Interface dataset entries:

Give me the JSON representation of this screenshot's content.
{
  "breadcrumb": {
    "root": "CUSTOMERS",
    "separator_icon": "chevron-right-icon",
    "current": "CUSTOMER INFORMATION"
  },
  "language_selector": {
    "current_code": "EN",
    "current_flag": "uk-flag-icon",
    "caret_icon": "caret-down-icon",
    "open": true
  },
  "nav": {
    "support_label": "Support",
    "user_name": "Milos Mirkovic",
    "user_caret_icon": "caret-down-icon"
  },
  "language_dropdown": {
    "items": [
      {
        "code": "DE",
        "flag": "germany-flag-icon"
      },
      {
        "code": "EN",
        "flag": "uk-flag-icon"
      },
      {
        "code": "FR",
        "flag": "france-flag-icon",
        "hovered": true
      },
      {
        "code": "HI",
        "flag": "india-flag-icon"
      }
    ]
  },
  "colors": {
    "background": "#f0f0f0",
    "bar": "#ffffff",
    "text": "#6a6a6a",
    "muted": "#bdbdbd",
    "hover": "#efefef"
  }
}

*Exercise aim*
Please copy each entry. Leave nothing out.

*Solution*
Give me the JSON representation of this screenshot's content.
{
  "breadcrumb": {
    "root": "CUSTOMERS",
    "separator_icon": "chevron-right-icon",
    "current": "CUSTOMER INFORMATION"
  },
  "language_selector": {
    "current_code": "EN",
    "current_flag": "uk-flag-icon",
    "caret_icon": "caret-down-icon",
    "open": true
  },
  "nav": {
    "support_label": "Support",
    "user_name": "Milos Mirkovic",
    "user_caret_icon": "caret-down-icon"
  },
  "language_dropdown": {
    "items": [
      {
        "code": "DE",
        "flag": "germany-flag-icon"
      },
      {
        "code": "EN",
        "flag": "uk-flag-icon"
      },
      {
        "code": "FR",
        "flag": "france-flag-icon",
        "hovered": true
      },
      {
        "code": "HI",
        "flag": "india-flag-icon"
      }
    ]
  },
  "colors": {
    "background": "#f0f0f0",
    "bar": "#ffffff",
    "text": "#6a6a6a",
    "muted": "#bdbdbd",
    "hover": "#efefef"
  }
}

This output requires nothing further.